Obama's 'Strategic Patience' on North Korea Has Failed
The days of dismissing North Korean threats are over, writes House Foreign Affairs Committee Chairman Ed Royce
April 4, 2013
There is something tragically familiar about watching history repeat itself in North Korea, where a brutal dictatorship has spent decades brutalizing its citizens, building a massive system of concentration camps, and increasingly, making war against its neighbors. North Korea's 2010 attacks killed 50 South Korean sailors and civilians. With its war rhetoric escalating, the days of dismissing North Korean threats are over.
President Obama's policy of "strategic patience" has mostly failed. While the president's belated enthusiasm for missile defense is welcome, North Korea is not a crisis we can address through conventional military deterrence or conventional diplomacy alone.
In the case of North Korea, money truly is the root of all evil. While the people of North Korea continue to starve, Kim Jong Un squanders resources on weapons of mass destruction and luxury items for the elite.
But we have found effective, nonmilitary ways to pressure North Korea, such as the 2005 sanctions against the regime's finances that brought it to the brink of financial ruin. We should also be more vocal about Kim Jong Un's deplorable treatment of his own people, and give our strong support to the United Nations commission of inquiry that will soon look into crimes against humanity in North Korea. The administration has failed to give sufficient support to broadcasting to the people of North Korea, or to explore creative ways to provide them with a free flow of liberating information.

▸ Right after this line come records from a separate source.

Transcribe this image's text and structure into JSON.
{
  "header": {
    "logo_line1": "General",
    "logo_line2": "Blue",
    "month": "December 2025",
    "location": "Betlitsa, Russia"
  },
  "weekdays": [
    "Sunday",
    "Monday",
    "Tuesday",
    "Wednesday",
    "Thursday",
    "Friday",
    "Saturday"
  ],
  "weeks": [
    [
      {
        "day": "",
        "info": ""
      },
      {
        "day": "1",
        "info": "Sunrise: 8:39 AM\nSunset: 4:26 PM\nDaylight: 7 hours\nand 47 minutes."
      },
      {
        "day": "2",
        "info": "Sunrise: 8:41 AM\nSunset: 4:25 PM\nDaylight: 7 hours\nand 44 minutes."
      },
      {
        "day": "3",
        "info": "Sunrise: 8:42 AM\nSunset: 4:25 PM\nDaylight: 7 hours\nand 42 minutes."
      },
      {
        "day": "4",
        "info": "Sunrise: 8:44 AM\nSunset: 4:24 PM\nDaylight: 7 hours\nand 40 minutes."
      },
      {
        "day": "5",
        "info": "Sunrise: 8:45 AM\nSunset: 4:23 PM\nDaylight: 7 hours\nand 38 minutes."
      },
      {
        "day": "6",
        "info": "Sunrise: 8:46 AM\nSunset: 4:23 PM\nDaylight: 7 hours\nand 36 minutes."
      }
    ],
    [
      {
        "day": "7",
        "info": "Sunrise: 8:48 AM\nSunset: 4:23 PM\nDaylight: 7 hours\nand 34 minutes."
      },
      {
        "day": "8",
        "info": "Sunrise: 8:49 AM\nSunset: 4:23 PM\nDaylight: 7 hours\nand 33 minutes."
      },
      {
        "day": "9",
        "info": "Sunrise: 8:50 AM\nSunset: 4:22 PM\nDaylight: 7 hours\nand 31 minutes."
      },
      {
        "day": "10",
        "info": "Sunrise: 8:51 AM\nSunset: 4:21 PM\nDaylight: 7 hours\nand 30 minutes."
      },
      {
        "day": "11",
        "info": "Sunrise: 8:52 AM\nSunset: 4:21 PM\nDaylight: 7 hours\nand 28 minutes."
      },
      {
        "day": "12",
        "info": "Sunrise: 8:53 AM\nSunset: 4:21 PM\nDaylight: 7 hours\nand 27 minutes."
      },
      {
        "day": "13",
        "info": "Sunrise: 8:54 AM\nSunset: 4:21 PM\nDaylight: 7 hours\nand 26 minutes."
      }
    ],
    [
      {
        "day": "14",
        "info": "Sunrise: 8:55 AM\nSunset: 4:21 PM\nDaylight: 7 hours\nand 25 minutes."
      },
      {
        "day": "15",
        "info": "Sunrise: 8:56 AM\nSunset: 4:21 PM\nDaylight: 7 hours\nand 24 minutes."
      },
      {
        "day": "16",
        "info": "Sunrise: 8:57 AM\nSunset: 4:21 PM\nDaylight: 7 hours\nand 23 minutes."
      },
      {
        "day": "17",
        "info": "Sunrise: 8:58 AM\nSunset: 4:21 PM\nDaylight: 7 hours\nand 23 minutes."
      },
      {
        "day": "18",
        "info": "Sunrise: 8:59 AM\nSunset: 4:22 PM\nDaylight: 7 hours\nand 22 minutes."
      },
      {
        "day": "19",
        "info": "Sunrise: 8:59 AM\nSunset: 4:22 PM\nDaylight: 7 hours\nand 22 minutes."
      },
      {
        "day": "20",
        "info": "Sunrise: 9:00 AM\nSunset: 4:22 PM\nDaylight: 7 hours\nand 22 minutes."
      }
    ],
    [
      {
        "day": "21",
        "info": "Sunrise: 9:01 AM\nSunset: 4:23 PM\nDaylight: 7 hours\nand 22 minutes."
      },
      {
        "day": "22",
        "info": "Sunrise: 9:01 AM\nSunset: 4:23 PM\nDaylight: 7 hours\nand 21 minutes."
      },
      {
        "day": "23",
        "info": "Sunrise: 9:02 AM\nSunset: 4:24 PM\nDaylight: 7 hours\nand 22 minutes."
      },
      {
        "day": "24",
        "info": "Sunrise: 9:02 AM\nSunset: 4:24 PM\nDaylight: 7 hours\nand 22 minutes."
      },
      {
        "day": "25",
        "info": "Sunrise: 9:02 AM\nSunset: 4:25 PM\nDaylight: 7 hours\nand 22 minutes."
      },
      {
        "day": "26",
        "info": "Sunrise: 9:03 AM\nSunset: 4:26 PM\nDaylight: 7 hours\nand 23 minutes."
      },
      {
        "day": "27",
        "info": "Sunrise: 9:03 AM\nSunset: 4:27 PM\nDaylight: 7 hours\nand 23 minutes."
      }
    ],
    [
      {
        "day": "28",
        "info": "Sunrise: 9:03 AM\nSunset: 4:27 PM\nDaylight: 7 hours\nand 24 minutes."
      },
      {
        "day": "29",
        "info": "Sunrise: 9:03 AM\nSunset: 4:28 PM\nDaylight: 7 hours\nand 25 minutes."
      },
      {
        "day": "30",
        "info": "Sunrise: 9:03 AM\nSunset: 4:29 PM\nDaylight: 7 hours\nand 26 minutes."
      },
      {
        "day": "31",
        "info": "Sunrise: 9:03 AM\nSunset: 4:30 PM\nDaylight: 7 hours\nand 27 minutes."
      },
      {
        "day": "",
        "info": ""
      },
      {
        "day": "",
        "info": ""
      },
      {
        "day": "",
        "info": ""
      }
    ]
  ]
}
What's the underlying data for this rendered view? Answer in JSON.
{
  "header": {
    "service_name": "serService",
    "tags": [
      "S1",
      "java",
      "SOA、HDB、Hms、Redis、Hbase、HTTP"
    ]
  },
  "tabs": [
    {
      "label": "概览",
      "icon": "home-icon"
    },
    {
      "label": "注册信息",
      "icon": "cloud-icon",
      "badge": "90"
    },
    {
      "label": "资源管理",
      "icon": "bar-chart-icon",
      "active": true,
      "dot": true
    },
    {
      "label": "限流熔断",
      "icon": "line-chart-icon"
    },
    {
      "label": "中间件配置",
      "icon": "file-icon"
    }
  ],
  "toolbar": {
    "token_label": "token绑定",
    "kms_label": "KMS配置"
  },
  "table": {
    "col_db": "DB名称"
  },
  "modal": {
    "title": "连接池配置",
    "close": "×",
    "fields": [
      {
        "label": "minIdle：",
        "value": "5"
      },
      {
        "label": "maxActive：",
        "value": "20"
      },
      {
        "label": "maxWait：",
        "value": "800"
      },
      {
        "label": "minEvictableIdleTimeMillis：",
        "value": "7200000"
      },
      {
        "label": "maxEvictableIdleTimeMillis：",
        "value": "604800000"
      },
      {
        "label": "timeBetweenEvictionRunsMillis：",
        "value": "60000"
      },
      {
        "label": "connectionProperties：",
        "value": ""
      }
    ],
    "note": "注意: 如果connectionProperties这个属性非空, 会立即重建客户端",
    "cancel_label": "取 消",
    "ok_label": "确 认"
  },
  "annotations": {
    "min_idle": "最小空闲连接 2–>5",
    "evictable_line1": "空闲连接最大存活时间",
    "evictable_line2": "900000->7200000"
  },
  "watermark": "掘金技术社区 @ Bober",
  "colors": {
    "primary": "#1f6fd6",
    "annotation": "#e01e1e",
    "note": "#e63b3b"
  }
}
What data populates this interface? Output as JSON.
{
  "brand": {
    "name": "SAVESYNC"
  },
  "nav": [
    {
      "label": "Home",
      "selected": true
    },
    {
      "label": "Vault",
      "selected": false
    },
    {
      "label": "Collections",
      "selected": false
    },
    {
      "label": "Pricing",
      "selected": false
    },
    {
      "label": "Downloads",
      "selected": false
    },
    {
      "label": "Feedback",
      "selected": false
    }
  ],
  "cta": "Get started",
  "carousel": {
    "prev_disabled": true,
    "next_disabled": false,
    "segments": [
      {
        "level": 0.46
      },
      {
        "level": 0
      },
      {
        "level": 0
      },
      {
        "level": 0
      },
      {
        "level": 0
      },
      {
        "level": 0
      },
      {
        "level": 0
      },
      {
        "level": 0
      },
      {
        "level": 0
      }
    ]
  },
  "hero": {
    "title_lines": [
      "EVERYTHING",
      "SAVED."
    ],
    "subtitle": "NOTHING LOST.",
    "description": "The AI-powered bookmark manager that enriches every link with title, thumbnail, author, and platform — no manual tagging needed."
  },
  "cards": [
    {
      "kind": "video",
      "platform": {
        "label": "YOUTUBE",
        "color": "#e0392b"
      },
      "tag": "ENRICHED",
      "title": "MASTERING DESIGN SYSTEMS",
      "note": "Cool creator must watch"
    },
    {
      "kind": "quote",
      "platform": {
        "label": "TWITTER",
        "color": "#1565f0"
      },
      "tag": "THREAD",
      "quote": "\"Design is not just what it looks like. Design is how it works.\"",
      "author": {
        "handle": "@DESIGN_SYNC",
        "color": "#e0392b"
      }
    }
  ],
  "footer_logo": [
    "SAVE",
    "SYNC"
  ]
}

We must be willing to apply tough financial sanctions that will deny Kim Jong Un the means to threaten us. In the longer term, the only way to achieve a lasting peace on the Korean peninsula will be to empower the people of North Korea to bring about real change.